GIVEN DATA:
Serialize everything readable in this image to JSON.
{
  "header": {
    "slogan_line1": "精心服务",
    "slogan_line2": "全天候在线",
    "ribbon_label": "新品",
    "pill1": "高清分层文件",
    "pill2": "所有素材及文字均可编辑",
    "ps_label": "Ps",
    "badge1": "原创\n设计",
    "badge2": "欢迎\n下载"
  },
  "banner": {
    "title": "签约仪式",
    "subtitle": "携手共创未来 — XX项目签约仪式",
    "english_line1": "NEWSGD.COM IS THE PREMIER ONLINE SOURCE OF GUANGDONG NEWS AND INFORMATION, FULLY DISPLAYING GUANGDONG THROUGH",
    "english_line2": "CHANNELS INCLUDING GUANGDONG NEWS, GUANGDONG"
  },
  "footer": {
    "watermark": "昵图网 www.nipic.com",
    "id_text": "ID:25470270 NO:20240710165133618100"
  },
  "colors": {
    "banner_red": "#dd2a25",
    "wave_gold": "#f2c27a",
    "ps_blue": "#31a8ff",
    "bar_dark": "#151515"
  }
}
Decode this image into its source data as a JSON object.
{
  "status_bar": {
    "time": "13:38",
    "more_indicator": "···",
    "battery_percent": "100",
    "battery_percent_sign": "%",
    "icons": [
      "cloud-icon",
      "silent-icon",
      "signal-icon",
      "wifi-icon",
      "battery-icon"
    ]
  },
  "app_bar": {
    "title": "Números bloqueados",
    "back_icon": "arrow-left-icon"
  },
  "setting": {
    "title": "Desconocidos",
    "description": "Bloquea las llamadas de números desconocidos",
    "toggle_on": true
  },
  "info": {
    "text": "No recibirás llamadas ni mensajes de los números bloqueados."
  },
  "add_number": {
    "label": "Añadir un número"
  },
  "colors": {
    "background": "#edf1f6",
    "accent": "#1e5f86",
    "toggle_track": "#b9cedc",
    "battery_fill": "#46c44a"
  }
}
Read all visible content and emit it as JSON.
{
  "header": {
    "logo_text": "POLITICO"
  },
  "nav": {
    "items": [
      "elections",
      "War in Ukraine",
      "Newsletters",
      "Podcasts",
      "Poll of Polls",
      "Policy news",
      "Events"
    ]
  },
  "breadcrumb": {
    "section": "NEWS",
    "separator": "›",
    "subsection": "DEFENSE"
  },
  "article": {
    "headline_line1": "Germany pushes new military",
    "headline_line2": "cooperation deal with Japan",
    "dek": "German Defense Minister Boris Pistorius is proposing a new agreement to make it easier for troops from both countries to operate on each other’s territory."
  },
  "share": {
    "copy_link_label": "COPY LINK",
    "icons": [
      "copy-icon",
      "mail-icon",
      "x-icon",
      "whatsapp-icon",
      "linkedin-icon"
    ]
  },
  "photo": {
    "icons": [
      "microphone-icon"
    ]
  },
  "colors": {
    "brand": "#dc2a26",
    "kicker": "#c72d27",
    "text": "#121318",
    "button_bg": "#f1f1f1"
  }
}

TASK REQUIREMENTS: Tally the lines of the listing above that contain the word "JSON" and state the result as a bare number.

RESULT FOR THIS TASK: 3